§ **Try it**:
Count the lines below that hold the string "name". Give only that number.

= = = = = = =

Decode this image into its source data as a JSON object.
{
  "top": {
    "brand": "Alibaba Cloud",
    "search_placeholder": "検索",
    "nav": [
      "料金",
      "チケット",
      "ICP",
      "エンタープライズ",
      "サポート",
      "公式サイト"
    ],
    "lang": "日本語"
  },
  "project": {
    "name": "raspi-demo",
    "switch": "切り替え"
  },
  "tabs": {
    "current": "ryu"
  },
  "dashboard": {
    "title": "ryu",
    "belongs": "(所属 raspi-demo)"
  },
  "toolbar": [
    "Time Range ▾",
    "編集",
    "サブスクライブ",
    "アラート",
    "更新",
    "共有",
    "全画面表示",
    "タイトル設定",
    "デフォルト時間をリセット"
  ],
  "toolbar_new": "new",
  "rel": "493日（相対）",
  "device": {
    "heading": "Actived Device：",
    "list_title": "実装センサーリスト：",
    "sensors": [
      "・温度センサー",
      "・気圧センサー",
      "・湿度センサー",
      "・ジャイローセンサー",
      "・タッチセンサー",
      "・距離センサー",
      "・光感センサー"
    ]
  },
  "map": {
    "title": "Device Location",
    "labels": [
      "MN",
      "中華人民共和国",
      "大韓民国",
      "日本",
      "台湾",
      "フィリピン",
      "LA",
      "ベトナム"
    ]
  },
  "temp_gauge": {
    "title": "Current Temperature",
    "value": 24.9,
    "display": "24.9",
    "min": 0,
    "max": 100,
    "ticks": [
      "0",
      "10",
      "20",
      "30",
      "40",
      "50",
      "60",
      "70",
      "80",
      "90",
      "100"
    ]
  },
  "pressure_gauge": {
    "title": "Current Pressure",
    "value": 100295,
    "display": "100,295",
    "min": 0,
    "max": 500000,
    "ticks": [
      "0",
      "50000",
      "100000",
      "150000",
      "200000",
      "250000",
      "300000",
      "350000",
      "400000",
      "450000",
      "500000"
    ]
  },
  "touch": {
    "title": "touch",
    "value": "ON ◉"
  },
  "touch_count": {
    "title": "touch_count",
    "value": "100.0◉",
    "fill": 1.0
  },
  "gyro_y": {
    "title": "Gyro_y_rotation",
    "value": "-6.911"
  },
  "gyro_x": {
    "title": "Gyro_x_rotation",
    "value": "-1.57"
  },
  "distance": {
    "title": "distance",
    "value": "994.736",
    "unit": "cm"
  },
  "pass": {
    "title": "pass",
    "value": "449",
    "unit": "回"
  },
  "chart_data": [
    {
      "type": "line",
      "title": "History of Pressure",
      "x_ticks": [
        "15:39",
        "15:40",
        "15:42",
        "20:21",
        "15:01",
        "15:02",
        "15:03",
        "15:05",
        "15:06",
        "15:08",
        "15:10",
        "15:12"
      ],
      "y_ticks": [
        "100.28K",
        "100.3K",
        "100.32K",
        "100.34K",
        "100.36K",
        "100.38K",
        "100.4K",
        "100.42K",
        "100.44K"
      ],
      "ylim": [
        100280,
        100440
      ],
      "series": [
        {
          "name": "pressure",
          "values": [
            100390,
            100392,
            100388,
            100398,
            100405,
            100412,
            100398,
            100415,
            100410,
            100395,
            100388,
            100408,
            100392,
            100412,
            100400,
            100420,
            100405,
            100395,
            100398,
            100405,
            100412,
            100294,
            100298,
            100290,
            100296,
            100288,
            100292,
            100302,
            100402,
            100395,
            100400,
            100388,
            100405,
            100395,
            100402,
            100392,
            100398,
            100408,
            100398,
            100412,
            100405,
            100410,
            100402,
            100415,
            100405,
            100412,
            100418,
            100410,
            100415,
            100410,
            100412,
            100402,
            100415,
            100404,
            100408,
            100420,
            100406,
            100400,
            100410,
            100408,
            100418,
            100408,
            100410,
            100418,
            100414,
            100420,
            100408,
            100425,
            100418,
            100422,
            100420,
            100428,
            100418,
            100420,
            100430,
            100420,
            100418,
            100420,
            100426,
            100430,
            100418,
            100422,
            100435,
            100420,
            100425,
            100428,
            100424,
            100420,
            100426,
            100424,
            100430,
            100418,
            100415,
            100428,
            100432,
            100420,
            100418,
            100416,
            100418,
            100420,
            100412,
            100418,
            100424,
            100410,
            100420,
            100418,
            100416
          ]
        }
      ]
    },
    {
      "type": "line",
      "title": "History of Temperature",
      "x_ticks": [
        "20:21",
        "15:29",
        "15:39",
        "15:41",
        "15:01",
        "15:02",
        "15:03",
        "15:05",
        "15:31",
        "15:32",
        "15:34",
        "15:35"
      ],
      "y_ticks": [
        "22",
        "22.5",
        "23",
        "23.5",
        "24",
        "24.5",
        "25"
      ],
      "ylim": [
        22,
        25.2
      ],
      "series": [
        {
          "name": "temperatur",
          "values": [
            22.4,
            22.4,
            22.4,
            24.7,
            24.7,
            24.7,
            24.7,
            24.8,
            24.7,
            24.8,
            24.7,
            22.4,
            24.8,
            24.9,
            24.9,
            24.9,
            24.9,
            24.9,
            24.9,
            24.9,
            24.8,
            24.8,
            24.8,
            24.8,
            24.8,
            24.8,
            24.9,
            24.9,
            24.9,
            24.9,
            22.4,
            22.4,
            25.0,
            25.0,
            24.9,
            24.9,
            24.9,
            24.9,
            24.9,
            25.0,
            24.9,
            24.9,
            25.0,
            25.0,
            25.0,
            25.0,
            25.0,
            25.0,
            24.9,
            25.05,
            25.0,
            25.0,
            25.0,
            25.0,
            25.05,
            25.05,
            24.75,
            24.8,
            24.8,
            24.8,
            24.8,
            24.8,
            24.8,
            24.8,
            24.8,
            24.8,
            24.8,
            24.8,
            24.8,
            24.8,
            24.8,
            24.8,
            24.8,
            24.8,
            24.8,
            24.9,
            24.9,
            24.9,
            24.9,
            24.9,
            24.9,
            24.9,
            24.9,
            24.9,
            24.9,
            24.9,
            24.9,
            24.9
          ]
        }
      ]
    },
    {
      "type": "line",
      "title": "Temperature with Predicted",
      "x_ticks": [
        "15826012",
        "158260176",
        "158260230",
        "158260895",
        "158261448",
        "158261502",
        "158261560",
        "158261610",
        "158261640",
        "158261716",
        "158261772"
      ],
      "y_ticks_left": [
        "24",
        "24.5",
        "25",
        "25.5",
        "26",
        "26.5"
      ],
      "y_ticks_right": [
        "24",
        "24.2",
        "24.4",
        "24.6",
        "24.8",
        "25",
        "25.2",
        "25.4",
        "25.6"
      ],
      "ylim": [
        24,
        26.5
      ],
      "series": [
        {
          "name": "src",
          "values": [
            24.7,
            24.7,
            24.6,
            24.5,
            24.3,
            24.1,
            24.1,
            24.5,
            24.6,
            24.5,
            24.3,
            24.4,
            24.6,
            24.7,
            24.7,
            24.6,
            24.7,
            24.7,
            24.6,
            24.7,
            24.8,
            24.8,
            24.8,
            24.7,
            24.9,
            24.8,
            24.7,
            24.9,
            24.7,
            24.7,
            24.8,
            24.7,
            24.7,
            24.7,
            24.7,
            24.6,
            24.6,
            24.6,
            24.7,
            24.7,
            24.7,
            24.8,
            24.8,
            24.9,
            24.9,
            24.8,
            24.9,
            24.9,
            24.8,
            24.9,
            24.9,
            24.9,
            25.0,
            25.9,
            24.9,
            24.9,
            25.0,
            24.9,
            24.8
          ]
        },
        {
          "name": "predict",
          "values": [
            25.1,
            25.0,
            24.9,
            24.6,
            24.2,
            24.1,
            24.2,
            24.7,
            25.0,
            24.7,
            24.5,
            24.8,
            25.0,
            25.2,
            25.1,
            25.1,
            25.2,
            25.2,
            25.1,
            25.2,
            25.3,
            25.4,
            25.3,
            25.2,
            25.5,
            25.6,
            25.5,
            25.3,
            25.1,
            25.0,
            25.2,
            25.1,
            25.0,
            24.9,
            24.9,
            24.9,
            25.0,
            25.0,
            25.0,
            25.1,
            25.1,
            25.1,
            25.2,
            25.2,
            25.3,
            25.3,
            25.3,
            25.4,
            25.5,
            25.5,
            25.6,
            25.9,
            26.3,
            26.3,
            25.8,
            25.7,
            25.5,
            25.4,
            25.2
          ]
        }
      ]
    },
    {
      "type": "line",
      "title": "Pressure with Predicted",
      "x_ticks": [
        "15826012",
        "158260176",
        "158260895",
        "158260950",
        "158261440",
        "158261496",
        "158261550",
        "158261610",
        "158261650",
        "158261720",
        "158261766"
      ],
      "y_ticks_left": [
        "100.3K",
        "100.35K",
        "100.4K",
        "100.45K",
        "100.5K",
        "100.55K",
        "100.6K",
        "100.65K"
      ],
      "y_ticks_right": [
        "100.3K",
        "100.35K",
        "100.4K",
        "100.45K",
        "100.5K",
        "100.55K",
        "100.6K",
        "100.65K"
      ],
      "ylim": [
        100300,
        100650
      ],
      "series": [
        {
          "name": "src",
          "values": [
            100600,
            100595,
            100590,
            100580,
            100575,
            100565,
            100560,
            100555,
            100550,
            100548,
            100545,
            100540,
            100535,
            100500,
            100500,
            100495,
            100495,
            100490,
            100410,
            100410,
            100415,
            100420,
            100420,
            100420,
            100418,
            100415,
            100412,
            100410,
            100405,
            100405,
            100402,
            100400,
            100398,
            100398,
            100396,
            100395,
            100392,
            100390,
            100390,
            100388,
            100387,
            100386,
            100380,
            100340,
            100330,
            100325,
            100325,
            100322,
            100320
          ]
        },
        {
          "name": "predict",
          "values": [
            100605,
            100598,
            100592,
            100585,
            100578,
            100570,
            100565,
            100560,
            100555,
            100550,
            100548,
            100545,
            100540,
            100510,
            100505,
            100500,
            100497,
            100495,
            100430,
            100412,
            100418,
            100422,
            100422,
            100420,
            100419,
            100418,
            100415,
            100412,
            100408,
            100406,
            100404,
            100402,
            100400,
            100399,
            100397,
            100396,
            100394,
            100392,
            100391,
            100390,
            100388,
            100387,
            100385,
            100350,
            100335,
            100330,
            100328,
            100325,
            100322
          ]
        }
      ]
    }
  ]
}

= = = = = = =

§ **Finished task**:
7